• INPUT DATA:
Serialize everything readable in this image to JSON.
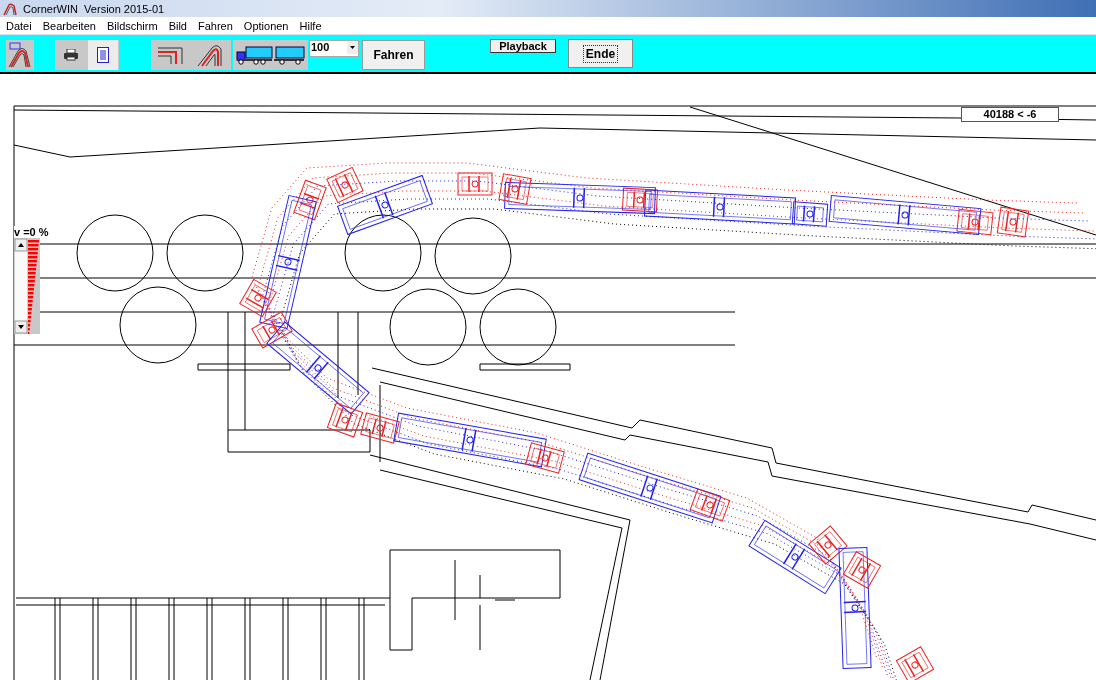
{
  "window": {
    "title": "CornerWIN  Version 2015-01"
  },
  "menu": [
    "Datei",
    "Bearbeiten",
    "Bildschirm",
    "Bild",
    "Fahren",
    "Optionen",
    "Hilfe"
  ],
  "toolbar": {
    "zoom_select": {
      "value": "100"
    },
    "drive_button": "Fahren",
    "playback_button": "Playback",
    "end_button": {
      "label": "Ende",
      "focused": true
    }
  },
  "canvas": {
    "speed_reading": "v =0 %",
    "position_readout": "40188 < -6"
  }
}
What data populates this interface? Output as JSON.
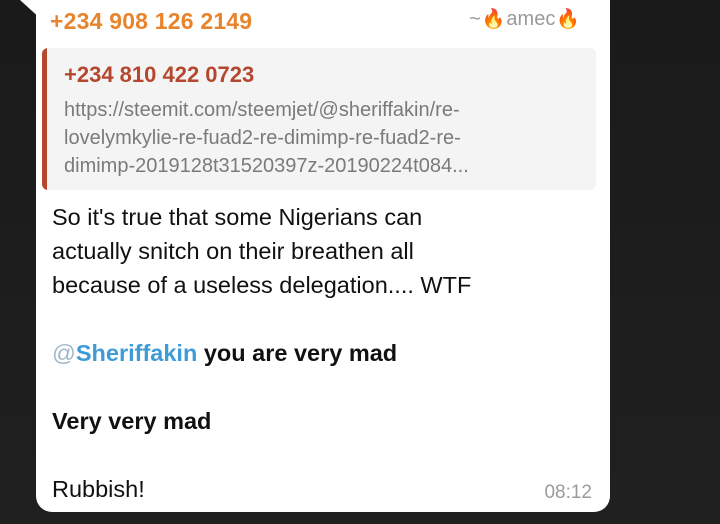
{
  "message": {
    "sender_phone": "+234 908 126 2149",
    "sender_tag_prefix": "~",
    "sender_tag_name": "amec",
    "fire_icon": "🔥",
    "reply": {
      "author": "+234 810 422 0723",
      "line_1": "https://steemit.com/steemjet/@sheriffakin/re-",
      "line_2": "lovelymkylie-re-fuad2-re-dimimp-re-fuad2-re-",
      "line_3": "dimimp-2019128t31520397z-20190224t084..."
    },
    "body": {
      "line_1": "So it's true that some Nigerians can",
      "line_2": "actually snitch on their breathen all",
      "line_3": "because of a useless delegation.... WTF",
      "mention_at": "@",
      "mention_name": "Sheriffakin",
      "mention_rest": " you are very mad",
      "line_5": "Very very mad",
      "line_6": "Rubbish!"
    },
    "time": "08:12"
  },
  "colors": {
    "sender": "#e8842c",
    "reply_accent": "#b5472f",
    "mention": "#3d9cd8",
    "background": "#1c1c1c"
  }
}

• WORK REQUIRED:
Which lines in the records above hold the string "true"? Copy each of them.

• TASK ANSWER:
      "focused": true
      "line_1": "So it's true that some Nigerians can",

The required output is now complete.